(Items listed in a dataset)
'''

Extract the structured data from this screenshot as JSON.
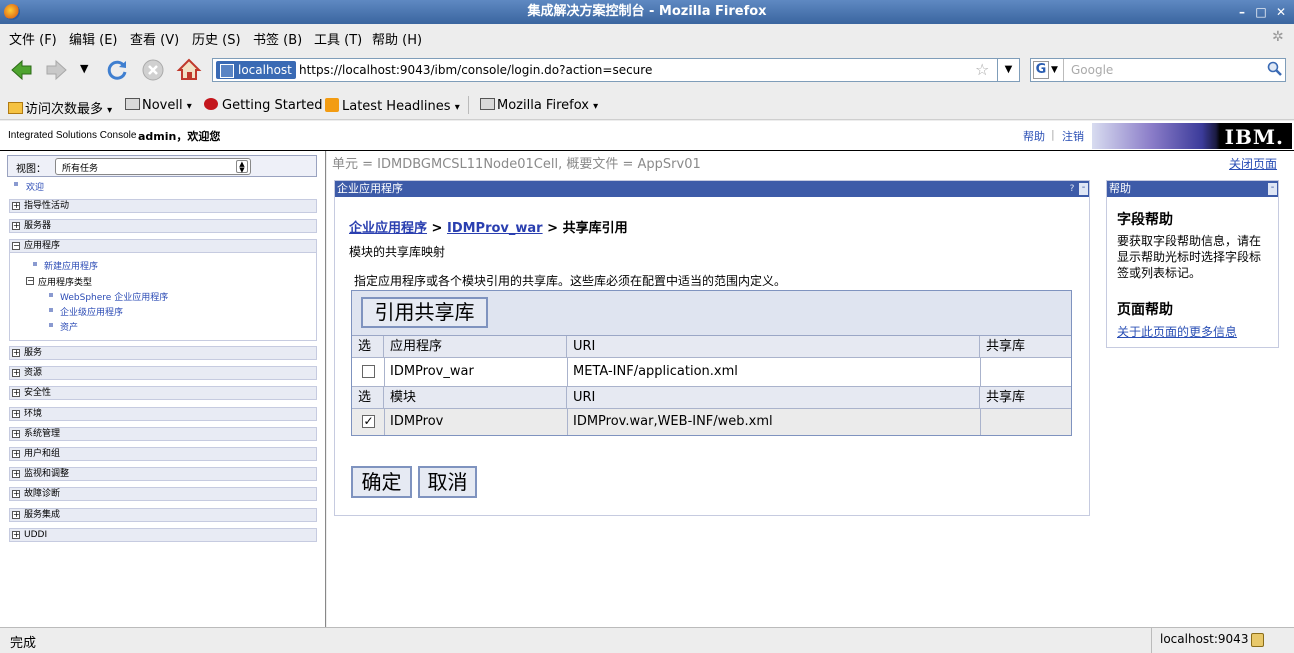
{
  "window": {
    "title": "集成解决方案控制台 - Mozilla Firefox"
  },
  "menu": [
    "文件 (F)",
    "编辑 (E)",
    "查看 (V)",
    "历史 (S)",
    "书签 (B)",
    "工具 (T)",
    "帮助 (H)"
  ],
  "nav": {
    "url_identity": "localhost",
    "url": "https://localhost:9043/ibm/console/login.do?action=secure",
    "search_placeholder": "Google"
  },
  "bookmarks": [
    "访问次数最多",
    "Novell",
    "Getting Started",
    "Latest Headlines",
    "Mozilla Firefox"
  ],
  "header": {
    "app_name": "Integrated Solutions Console",
    "welcome": "admin，欢迎您",
    "help": "帮助",
    "separator": "|",
    "logout": "注销",
    "logo": "IBM."
  },
  "leftnav": {
    "view_label": "视图：",
    "view_value": "所有任务",
    "welcome": "欢迎",
    "sections": [
      "指导性活动",
      "服务器",
      "应用程序"
    ],
    "app_children": {
      "new_app": "新建应用程序",
      "types": "应用程序类型",
      "websphere_app": "WebSphere 企业应用程序",
      "enterprise_app": "企业级应用程序",
      "assets": "资产"
    },
    "sections_after": [
      "服务",
      "资源",
      "安全性",
      "环境",
      "系统管理",
      "用户和组",
      "监视和调整",
      "故障诊断",
      "服务集成",
      "UDDI"
    ]
  },
  "main": {
    "scope": "单元 = IDMDBGMCSL11Node01Cell, 概要文件 = AppSrv01",
    "close_page": "关闭页面",
    "panel_title": "企业应用程序",
    "panel_question": "?",
    "panel_minimize": "-",
    "breadcrumb": {
      "root": "企业应用程序",
      "sep1": ">",
      "app": "IDMProv_war",
      "sep2": ">",
      "current": "共享库引用"
    },
    "subtitle": "模块的共享库映射",
    "description": "指定应用程序或各个模块引用的共享库。这些库必须在配置中适当的范围内定义。",
    "ref_button": "引用共享库",
    "table": {
      "app_headers": [
        "选择",
        "应用程序",
        "URI",
        "共享库"
      ],
      "app_row": {
        "checked": false,
        "name": "IDMProv_war",
        "uri": "META-INF/application.xml",
        "lib": ""
      },
      "module_headers": [
        "选择",
        "模块",
        "URI",
        "共享库"
      ],
      "module_row": {
        "checked": true,
        "name": "IDMProv",
        "uri": "IDMProv.war,WEB-INF/web.xml",
        "lib": ""
      }
    },
    "ok": "确定",
    "cancel": "取消"
  },
  "help": {
    "title": "帮助",
    "minimize": "-",
    "field_help_title": "字段帮助",
    "field_help_text": "要获取字段帮助信息，请在显示帮助光标时选择字段标签或列表标记。",
    "page_help_title": "页面帮助",
    "page_help_link": "关于此页面的更多信息"
  },
  "status": {
    "text": "完成",
    "host": "localhost:9043"
  }
}
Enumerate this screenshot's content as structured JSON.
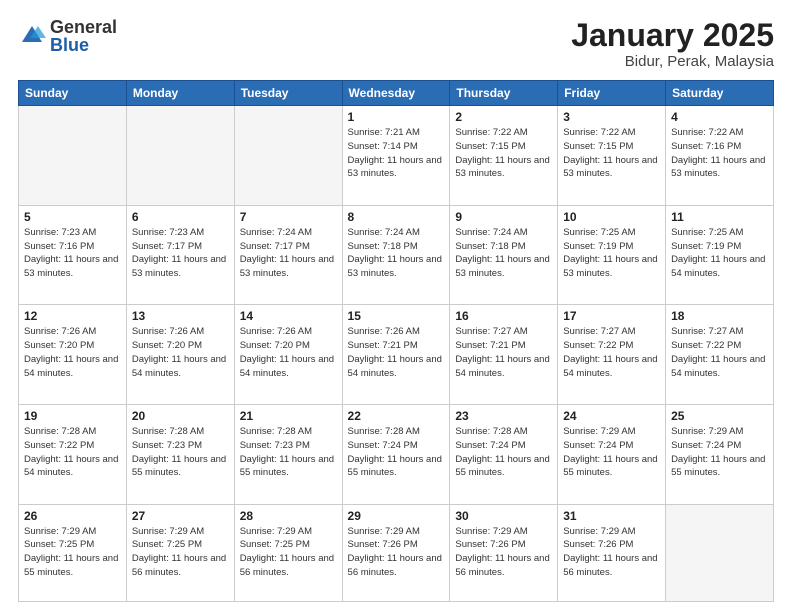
{
  "header": {
    "logo_general": "General",
    "logo_blue": "Blue",
    "title": "January 2025",
    "subtitle": "Bidur, Perak, Malaysia"
  },
  "weekdays": [
    "Sunday",
    "Monday",
    "Tuesday",
    "Wednesday",
    "Thursday",
    "Friday",
    "Saturday"
  ],
  "weeks": [
    [
      {
        "day": "",
        "empty": true
      },
      {
        "day": "",
        "empty": true
      },
      {
        "day": "",
        "empty": true
      },
      {
        "day": "1",
        "sunrise": "7:21 AM",
        "sunset": "7:14 PM",
        "daylight": "11 hours and 53 minutes."
      },
      {
        "day": "2",
        "sunrise": "7:22 AM",
        "sunset": "7:15 PM",
        "daylight": "11 hours and 53 minutes."
      },
      {
        "day": "3",
        "sunrise": "7:22 AM",
        "sunset": "7:15 PM",
        "daylight": "11 hours and 53 minutes."
      },
      {
        "day": "4",
        "sunrise": "7:22 AM",
        "sunset": "7:16 PM",
        "daylight": "11 hours and 53 minutes."
      }
    ],
    [
      {
        "day": "5",
        "sunrise": "7:23 AM",
        "sunset": "7:16 PM",
        "daylight": "11 hours and 53 minutes."
      },
      {
        "day": "6",
        "sunrise": "7:23 AM",
        "sunset": "7:17 PM",
        "daylight": "11 hours and 53 minutes."
      },
      {
        "day": "7",
        "sunrise": "7:24 AM",
        "sunset": "7:17 PM",
        "daylight": "11 hours and 53 minutes."
      },
      {
        "day": "8",
        "sunrise": "7:24 AM",
        "sunset": "7:18 PM",
        "daylight": "11 hours and 53 minutes."
      },
      {
        "day": "9",
        "sunrise": "7:24 AM",
        "sunset": "7:18 PM",
        "daylight": "11 hours and 53 minutes."
      },
      {
        "day": "10",
        "sunrise": "7:25 AM",
        "sunset": "7:19 PM",
        "daylight": "11 hours and 53 minutes."
      },
      {
        "day": "11",
        "sunrise": "7:25 AM",
        "sunset": "7:19 PM",
        "daylight": "11 hours and 54 minutes."
      }
    ],
    [
      {
        "day": "12",
        "sunrise": "7:26 AM",
        "sunset": "7:20 PM",
        "daylight": "11 hours and 54 minutes."
      },
      {
        "day": "13",
        "sunrise": "7:26 AM",
        "sunset": "7:20 PM",
        "daylight": "11 hours and 54 minutes."
      },
      {
        "day": "14",
        "sunrise": "7:26 AM",
        "sunset": "7:20 PM",
        "daylight": "11 hours and 54 minutes."
      },
      {
        "day": "15",
        "sunrise": "7:26 AM",
        "sunset": "7:21 PM",
        "daylight": "11 hours and 54 minutes."
      },
      {
        "day": "16",
        "sunrise": "7:27 AM",
        "sunset": "7:21 PM",
        "daylight": "11 hours and 54 minutes."
      },
      {
        "day": "17",
        "sunrise": "7:27 AM",
        "sunset": "7:22 PM",
        "daylight": "11 hours and 54 minutes."
      },
      {
        "day": "18",
        "sunrise": "7:27 AM",
        "sunset": "7:22 PM",
        "daylight": "11 hours and 54 minutes."
      }
    ],
    [
      {
        "day": "19",
        "sunrise": "7:28 AM",
        "sunset": "7:22 PM",
        "daylight": "11 hours and 54 minutes."
      },
      {
        "day": "20",
        "sunrise": "7:28 AM",
        "sunset": "7:23 PM",
        "daylight": "11 hours and 55 minutes."
      },
      {
        "day": "21",
        "sunrise": "7:28 AM",
        "sunset": "7:23 PM",
        "daylight": "11 hours and 55 minutes."
      },
      {
        "day": "22",
        "sunrise": "7:28 AM",
        "sunset": "7:24 PM",
        "daylight": "11 hours and 55 minutes."
      },
      {
        "day": "23",
        "sunrise": "7:28 AM",
        "sunset": "7:24 PM",
        "daylight": "11 hours and 55 minutes."
      },
      {
        "day": "24",
        "sunrise": "7:29 AM",
        "sunset": "7:24 PM",
        "daylight": "11 hours and 55 minutes."
      },
      {
        "day": "25",
        "sunrise": "7:29 AM",
        "sunset": "7:24 PM",
        "daylight": "11 hours and 55 minutes."
      }
    ],
    [
      {
        "day": "26",
        "sunrise": "7:29 AM",
        "sunset": "7:25 PM",
        "daylight": "11 hours and 55 minutes."
      },
      {
        "day": "27",
        "sunrise": "7:29 AM",
        "sunset": "7:25 PM",
        "daylight": "11 hours and 56 minutes."
      },
      {
        "day": "28",
        "sunrise": "7:29 AM",
        "sunset": "7:25 PM",
        "daylight": "11 hours and 56 minutes."
      },
      {
        "day": "29",
        "sunrise": "7:29 AM",
        "sunset": "7:26 PM",
        "daylight": "11 hours and 56 minutes."
      },
      {
        "day": "30",
        "sunrise": "7:29 AM",
        "sunset": "7:26 PM",
        "daylight": "11 hours and 56 minutes."
      },
      {
        "day": "31",
        "sunrise": "7:29 AM",
        "sunset": "7:26 PM",
        "daylight": "11 hours and 56 minutes."
      },
      {
        "day": "",
        "empty": true
      }
    ]
  ],
  "labels": {
    "sunrise": "Sunrise:",
    "sunset": "Sunset:",
    "daylight": "Daylight:"
  }
}
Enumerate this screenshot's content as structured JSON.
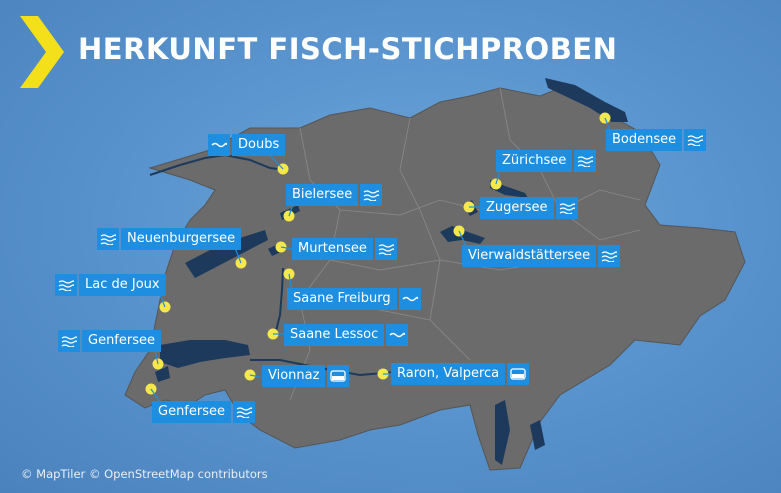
{
  "title": "HERKUNFT FISCH-STICHPROBEN",
  "credit": "© MapTiler © OpenStreetMap contributors",
  "colors": {
    "water": "#1d3a5c",
    "land": "#6d6d6d",
    "label": "#1e8fe0",
    "marker": "#f4e84a",
    "accent": "#f4e01a"
  },
  "locations": [
    {
      "name": "Doubs",
      "type": "river"
    },
    {
      "name": "Bielersee",
      "type": "lake"
    },
    {
      "name": "Neuenburgersee",
      "type": "lake"
    },
    {
      "name": "Murtensee",
      "type": "lake"
    },
    {
      "name": "Lac de Joux",
      "type": "lake"
    },
    {
      "name": "Saane Freiburg",
      "type": "river"
    },
    {
      "name": "Saane Lessoc",
      "type": "river"
    },
    {
      "name": "Genfersee",
      "type": "lake"
    },
    {
      "name": "Genfersee",
      "type": "lake"
    },
    {
      "name": "Vionnaz",
      "type": "farm"
    },
    {
      "name": "Raron, Valperca",
      "type": "farm"
    },
    {
      "name": "Zürichsee",
      "type": "lake"
    },
    {
      "name": "Zugersee",
      "type": "lake"
    },
    {
      "name": "Vierwaldstättersee",
      "type": "lake"
    },
    {
      "name": "Bodensee",
      "type": "lake"
    }
  ]
}
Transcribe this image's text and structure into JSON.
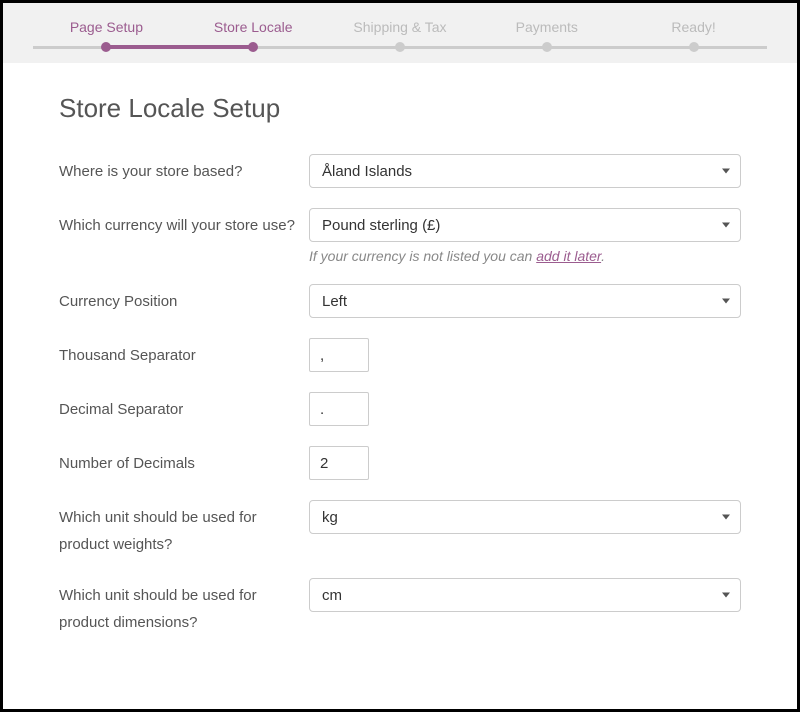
{
  "wizard": {
    "steps": [
      {
        "label": "Page Setup",
        "state": "done"
      },
      {
        "label": "Store Locale",
        "state": "active"
      },
      {
        "label": "Shipping & Tax",
        "state": "pending"
      },
      {
        "label": "Payments",
        "state": "pending"
      },
      {
        "label": "Ready!",
        "state": "pending"
      }
    ]
  },
  "page": {
    "title": "Store Locale Setup"
  },
  "fields": {
    "store_base": {
      "label": "Where is your store based?",
      "value": "Åland Islands"
    },
    "currency": {
      "label": "Which currency will your store use?",
      "value": "Pound sterling (£)",
      "help_prefix": "If your currency is not listed you can ",
      "help_link": "add it later",
      "help_suffix": "."
    },
    "currency_position": {
      "label": "Currency Position",
      "value": "Left"
    },
    "thousand_sep": {
      "label": "Thousand Separator",
      "value": ","
    },
    "decimal_sep": {
      "label": "Decimal Separator",
      "value": "."
    },
    "num_decimals": {
      "label": "Number of Decimals",
      "value": "2"
    },
    "weight_unit": {
      "label": "Which unit should be used for product weights?",
      "value": "kg"
    },
    "dimension_unit": {
      "label": "Which unit should be used for product dimensions?",
      "value": "cm"
    }
  }
}
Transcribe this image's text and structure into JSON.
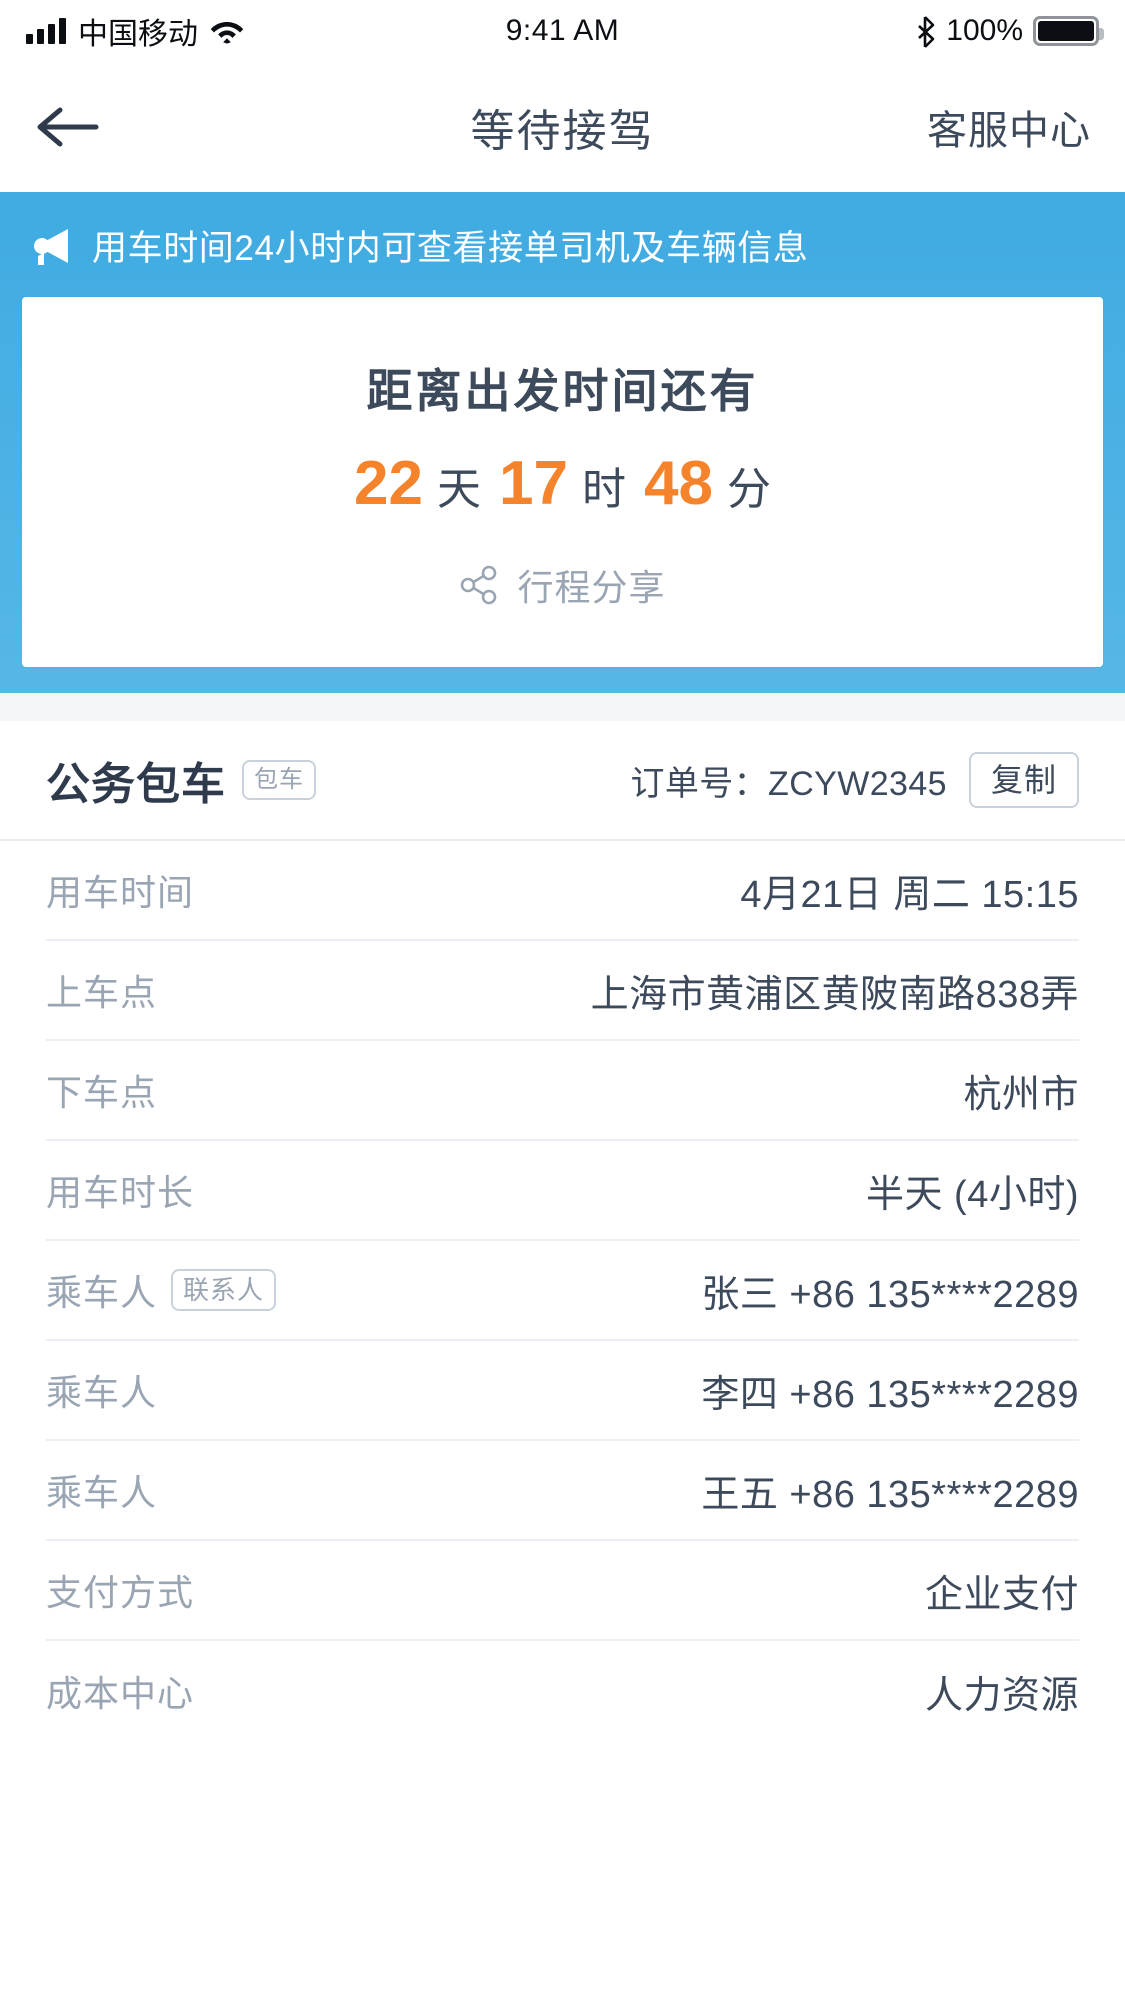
{
  "status_bar": {
    "carrier": "中国移动",
    "time": "9:41 AM",
    "battery_percent": "100%",
    "signal_icon": "signal-bars-icon",
    "wifi_icon": "wifi-icon",
    "bluetooth_icon": "bluetooth-icon",
    "battery_icon": "battery-full-icon"
  },
  "nav_bar": {
    "back_icon": "back-arrow-icon",
    "title": "等待接驾",
    "action_label": "客服中心"
  },
  "notice": {
    "icon": "megaphone-icon",
    "text": "用车时间24小时内可查看接单司机及车辆信息",
    "background_color": "#45AEE3"
  },
  "countdown": {
    "title": "距离出发时间还有",
    "days": "22",
    "days_unit": "天",
    "hours": "17",
    "hours_unit": "时",
    "minutes": "48",
    "minutes_unit": "分",
    "number_color": "#F5832B",
    "unit_color": "#3D4A5C",
    "share": {
      "icon": "share-nodes-icon",
      "label": "行程分享"
    }
  },
  "order": {
    "type": "公务包车",
    "type_tag": "包车",
    "order_no_label": "订单号：",
    "order_no": "ZCYW2345",
    "copy_label": "复制"
  },
  "details": [
    {
      "label": "用车时间",
      "tag": "",
      "value": "4月21日 周二 15:15"
    },
    {
      "label": "上车点",
      "tag": "",
      "value": "上海市黄浦区黄陂南路838弄"
    },
    {
      "label": "下车点",
      "tag": "",
      "value": "杭州市"
    },
    {
      "label": "用车时长",
      "tag": "",
      "value": "半天 (4小时)"
    },
    {
      "label": "乘车人",
      "tag": "联系人",
      "value": "张三 +86 135****2289"
    },
    {
      "label": "乘车人",
      "tag": "",
      "value": "李四 +86 135****2289"
    },
    {
      "label": "乘车人",
      "tag": "",
      "value": "王五 +86 135****2289"
    },
    {
      "label": "支付方式",
      "tag": "",
      "value": "企业支付"
    },
    {
      "label": "成本中心",
      "tag": "",
      "value": "人力资源"
    }
  ]
}
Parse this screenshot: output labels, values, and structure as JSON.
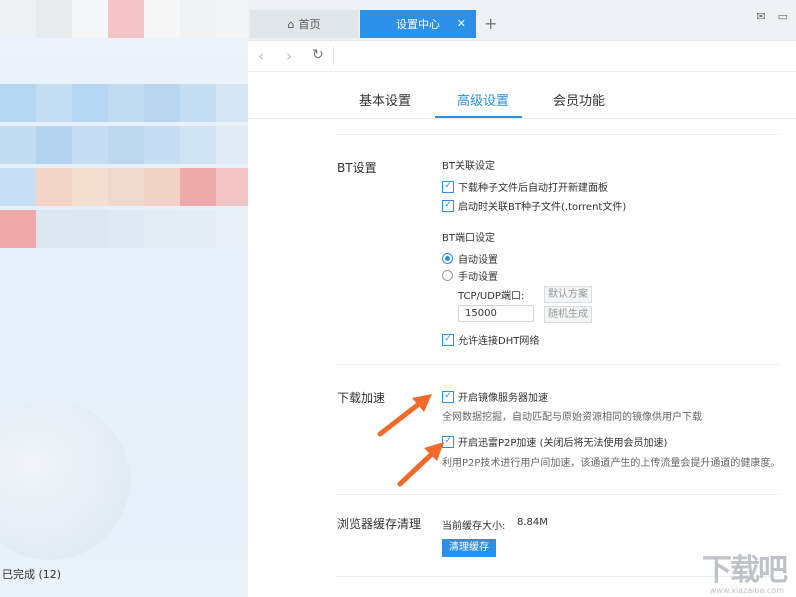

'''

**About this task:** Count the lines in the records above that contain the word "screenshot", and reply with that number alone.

**Output below:** 4